Graphic Novel Discoveries
In addition to thoroughly enjoying Ms. Marvel and Unbeatable Squirrel Girl, I’ve been working on expanding my knowledge of graphic novels, superheroic and otherwise. I think my favorite part, even better than getting to revel in the lovely colors, is getting to discover adventurous, smart, heroines, and the adventures that unfold over collected issues. But the best part of all might be the fact that I’ve been checking these out of the library! And then getting to return them to the library where I work, and make them part of shelf displays. (It counts as collection development, not fangirling! I promise.)

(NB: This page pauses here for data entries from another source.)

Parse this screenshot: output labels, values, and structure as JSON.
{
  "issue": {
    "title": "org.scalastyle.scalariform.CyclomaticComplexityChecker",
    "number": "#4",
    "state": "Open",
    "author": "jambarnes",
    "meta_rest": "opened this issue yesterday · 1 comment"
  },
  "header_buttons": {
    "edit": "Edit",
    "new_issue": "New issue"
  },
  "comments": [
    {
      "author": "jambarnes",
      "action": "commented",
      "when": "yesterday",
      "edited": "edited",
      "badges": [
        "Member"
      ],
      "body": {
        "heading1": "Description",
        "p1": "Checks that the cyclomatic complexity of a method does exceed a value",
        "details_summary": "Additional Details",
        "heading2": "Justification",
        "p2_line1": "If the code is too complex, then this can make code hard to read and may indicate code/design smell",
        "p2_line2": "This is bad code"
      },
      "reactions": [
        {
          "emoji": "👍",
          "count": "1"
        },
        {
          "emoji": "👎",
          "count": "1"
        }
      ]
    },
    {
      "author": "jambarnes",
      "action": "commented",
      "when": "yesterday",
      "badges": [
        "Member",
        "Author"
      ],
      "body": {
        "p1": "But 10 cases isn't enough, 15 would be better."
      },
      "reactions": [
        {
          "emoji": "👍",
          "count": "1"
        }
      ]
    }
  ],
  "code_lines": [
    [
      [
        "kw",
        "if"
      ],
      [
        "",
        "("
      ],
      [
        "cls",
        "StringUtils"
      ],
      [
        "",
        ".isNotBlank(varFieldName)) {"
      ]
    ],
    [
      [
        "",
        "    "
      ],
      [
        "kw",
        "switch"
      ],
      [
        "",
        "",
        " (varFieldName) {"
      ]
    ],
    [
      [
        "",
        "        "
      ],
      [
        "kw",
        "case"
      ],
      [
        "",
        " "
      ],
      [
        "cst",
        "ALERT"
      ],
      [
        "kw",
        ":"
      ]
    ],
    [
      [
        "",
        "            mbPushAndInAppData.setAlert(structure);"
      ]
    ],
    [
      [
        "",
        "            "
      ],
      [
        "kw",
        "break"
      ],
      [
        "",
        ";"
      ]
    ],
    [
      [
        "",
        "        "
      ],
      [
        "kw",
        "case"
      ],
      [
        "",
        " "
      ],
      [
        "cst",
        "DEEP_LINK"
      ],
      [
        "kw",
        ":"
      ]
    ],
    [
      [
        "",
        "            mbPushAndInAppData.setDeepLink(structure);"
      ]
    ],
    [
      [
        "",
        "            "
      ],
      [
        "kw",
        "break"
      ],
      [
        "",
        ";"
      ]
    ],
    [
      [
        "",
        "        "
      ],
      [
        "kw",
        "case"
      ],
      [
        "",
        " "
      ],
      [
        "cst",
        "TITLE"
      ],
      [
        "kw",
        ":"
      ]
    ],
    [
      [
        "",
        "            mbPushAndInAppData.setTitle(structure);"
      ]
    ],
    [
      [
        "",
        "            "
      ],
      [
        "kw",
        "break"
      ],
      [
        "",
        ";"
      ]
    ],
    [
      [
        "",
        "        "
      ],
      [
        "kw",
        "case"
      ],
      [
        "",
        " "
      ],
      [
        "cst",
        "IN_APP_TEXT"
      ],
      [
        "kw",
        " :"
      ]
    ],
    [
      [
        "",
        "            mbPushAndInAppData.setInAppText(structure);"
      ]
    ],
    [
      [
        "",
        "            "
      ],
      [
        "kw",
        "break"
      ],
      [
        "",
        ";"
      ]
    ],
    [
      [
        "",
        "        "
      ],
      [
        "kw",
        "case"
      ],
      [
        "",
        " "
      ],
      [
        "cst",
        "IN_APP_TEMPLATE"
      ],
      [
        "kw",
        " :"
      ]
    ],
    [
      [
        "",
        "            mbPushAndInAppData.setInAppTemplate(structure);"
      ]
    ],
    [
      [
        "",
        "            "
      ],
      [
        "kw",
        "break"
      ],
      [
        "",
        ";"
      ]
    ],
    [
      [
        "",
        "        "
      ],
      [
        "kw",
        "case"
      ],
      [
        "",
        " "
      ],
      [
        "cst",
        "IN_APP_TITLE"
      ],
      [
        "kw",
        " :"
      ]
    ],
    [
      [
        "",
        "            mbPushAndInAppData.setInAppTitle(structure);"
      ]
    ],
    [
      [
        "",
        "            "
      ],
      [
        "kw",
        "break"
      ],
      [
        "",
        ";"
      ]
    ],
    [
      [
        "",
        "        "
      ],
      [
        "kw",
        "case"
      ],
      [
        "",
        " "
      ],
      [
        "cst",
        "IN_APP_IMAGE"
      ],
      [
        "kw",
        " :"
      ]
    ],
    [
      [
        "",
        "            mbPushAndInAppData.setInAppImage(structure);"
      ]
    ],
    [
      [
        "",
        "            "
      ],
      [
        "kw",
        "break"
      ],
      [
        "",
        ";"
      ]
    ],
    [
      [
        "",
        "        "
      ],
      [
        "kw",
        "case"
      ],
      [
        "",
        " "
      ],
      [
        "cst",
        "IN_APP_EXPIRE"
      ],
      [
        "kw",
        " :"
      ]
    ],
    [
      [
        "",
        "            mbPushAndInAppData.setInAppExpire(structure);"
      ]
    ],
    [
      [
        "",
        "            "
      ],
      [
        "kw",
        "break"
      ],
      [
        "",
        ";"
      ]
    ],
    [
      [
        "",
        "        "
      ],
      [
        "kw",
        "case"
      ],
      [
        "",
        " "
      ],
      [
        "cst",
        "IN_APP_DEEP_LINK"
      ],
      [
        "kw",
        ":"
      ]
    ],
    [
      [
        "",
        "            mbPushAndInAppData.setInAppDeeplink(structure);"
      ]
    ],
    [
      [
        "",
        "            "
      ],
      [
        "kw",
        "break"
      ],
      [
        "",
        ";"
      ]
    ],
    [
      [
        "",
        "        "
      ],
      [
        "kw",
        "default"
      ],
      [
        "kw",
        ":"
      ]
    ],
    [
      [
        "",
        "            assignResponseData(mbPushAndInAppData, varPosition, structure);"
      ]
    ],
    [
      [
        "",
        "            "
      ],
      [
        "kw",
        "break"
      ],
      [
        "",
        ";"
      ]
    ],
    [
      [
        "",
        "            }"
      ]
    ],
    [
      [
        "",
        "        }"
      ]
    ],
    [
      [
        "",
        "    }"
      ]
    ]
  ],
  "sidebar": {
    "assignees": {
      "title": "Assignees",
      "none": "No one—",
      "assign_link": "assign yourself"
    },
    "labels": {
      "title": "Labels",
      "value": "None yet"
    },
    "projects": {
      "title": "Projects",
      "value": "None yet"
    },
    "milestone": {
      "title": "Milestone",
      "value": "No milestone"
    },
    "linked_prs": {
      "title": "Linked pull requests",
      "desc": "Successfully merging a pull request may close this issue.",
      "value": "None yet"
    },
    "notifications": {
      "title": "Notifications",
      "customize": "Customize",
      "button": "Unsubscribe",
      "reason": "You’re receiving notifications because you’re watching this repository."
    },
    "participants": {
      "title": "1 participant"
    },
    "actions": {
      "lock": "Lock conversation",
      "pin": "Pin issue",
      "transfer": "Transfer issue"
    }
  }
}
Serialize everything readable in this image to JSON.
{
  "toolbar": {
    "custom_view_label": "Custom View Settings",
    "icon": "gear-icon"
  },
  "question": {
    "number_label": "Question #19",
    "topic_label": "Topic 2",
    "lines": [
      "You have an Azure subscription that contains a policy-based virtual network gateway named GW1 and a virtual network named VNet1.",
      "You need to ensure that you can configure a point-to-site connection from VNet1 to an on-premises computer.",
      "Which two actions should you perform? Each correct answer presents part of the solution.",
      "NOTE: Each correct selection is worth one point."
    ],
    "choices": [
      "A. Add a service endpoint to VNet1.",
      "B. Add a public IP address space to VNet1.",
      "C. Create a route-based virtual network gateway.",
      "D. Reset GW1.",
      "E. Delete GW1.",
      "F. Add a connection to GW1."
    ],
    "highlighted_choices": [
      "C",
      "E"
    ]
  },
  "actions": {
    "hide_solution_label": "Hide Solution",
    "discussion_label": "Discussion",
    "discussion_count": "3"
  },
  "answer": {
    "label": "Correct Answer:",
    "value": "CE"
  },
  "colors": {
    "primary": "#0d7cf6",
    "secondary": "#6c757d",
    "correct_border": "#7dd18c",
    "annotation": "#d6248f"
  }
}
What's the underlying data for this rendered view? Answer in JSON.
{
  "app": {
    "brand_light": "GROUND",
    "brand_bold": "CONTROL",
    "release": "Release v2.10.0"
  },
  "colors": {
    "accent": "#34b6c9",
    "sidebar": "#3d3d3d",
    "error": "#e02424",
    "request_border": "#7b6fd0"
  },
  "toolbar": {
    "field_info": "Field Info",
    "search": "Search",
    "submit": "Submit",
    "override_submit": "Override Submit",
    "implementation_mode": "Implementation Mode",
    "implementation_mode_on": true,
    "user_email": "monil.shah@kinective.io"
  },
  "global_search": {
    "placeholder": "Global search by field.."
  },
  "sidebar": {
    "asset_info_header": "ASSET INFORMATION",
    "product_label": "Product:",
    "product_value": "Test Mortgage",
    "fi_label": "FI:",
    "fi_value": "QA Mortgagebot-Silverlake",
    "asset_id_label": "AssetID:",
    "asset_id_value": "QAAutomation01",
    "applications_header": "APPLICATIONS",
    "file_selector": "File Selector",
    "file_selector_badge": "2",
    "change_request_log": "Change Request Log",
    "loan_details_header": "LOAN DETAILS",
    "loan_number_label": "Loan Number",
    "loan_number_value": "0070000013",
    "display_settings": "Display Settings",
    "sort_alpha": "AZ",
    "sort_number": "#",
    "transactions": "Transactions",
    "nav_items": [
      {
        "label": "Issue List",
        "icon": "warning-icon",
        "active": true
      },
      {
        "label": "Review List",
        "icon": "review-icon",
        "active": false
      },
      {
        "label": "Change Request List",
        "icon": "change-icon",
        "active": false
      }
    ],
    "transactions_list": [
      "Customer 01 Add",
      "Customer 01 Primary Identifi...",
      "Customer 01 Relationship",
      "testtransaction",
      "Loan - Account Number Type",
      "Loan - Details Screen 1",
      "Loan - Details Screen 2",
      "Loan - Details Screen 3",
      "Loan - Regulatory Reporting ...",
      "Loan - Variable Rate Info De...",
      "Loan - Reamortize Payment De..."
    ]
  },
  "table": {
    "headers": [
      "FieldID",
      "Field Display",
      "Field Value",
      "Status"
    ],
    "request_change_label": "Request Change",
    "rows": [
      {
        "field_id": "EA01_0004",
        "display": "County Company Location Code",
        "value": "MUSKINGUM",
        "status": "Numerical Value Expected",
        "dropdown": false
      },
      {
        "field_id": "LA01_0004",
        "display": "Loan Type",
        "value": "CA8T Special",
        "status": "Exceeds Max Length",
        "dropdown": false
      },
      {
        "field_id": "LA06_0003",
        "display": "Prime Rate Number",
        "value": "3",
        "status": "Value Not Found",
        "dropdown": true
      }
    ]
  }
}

I’m dividing these vaguely between All-Ages and Teen and Up, but it’s probably a much more fluid, malleable definition where handing these to actual teens and kids is concerned. There might be a bit more intensity of tempo and emotions in the teen-wards end of the scale? Your mileage, and etc.
All Ages Comics
Foiled by Jane Yolen (art by Mike Cavallaro). A high school fencer in New York, and she gets a magic blade that means that she can see faeries and goblins, and gain entry into a magical realm, to be given a quest as the Defender. Her combat skills, her problem-solving skills, and even her friendships are part of how she saves the day. And the art is terrific fun. I understand that Jane Yolen did not actually write this, and its sequel, Curses: Foiled Again! specifically for me. However, it is pretty much perfect.
Princeless by Jeremy Whitley (writer) and Mia Goodwin (illustrator) is the story of Princess Adrienne, who gets fed up with waiting around to be rescued from her tower. Not only does she rescue herself, she teams up with her guardian dragon, Sparky, and her new friend Bedelia, to try to save her other sisters. I love this series for the adventures and friendship, and for the well-developed folklore that goes on within the series. Started with Volume 1: Save Yourself, and it’s still good in subsequent volumes. Did I mention the dragon? There’s a dragon!
Moon Girl and Devil Dinosaur: BFFs by Amy Reeder and Brandon Montclare (writers) and Natasha Bustos (illustrator.) Lunella Lafayette is a ferociously smart preteen girl, grappling with worries that she’s a mutant, as well as smart and still trying to have a semblance of a normal life. There is also a dinosaur, teleported from another time. Everything about this is charming, warm, adventurous, and completely magnificent. The second volume, which I haven’t read yet, is called Cosmic Cooties. I have it on my holds list, and I’m completely confident it will be just as good.
Goldie Vance by Hope Larson and Brittany Wilson doesn’t have any supernatural aspects. It’s historical fiction, set in the 50’s, in Palm Springs, where Goldie and her dad both work in a big, posh hotel. Goldie’s more than a little obsessed with the beautiful, fast cars she parks in the valet service. Goldie also works with a detective to solve the mysteries and inquiries of the hotel’s well-to-do guests. Some of the cover copy on this book references Nancy Drew- I can see that in the time period aesthetic, some of the cast of characters, and the kinds of mysteries on offer. But, for all the 50’s and early 60’s are meticulously created in art and characterization… I think there’s an excellent modern take going on here.
Teen and Up Comics
All right. I’m just going to own up to the fact that this is a Noelle Stephenson lovefest.
And that the designation of these as not-all-ages is basically artificial. But, monsters? And jokes about bears and feminist icons and the 24-hour-news cycle? So I don’t know.
Lumberjanes. How I love Lumberjanes. A goofy, ensemble cast of campers at an all-girls’ camp. Merit badges in feminist awesomeness. Everyone working to support and respect each other’s quirks and wonderfulness. Also possibly ancient curses, bears, ghosts, canoe trips, camping and vendettas from the past. And first kisses. If I’d gone to a camp even remotely like this, I would have learned to like camping.
And then there’s Nimona
The cover looks pretty much like a solid, imaginative fantasy adventure. Which this is: there’s a scientist mastermind, a corrupt government, some shapeshifting, some magic… But this set of panels is my litmus test for whether the combination of fantasy, snark, pop culture humor and weird, skewed warmth, will work for a potential reader.
If you are here for the shapeshifting shark and their developing friendship, you are about to be a huge fan of this entire comic. Trust me.
Looking over these comics, I’m trying to do librarian-style readers’ advisory on myself, and figure out what appeal factors these all have in common. Some commonalities: adventurous women and girls, a generally positive outlook, humor and puns, interesting problem-solving, some tensions and conflicts but nothing too harrowing. And it’s safe to say these will work in a similar sweet spot for fans of Squirrel Girl and Ms. Marvel.